Return, from the data that follows, each line that holds the word "已存入零钱".

- [DATASET RECORDS]
--- START ---
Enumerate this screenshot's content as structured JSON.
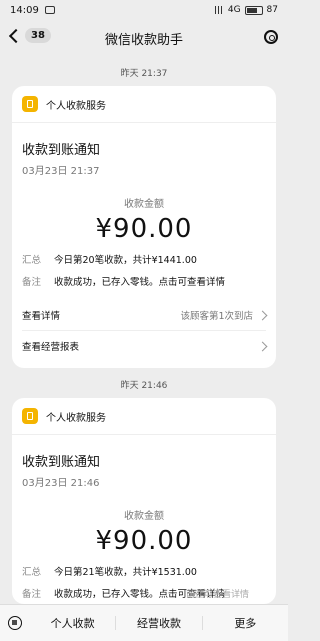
{
  "status": {
    "time": "14:09",
    "right_text": "4G",
    "battery": "87"
  },
  "nav": {
    "badge": "38",
    "title": "微信收款助手"
  },
  "messages": [
    {
      "time_label": "昨天 21:37",
      "service": "个人收款服务",
      "title": "收款到账通知",
      "date": "03月23日 21:37",
      "amount_label": "收款金额",
      "amount": "¥90.00",
      "summary_k": "汇总",
      "summary_v": "今日第20笔收款，共计¥1441.00",
      "note_k": "备注",
      "note_v": "收款成功，已存入零钱。点击可查看详情",
      "view_details": "查看详情",
      "view_details_right": "该顾客第1次到店",
      "view_reports": "查看经营报表"
    },
    {
      "time_label": "昨天 21:46",
      "service": "个人收款服务",
      "title": "收款到账通知",
      "date": "03月23日 21:46",
      "amount_label": "收款金额",
      "amount": "¥90.00",
      "summary_k": "汇总",
      "summary_v": "今日第21笔收款，共计¥1531.00",
      "note_k": "备注",
      "note_v": "收款成功，已存入零钱。点击可查看详情"
    }
  ],
  "bottom": {
    "tabs": [
      "个人收款",
      "经营收款",
      "更多"
    ],
    "overlay": "前往可查看详情"
  }
}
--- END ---
- [ANSWER TO THIS PROBLEM]
      "note_v": "收款成功，已存入零钱。点击可查看详情",
      "note_v": "收款成功，已存入零钱。点击可查看详情"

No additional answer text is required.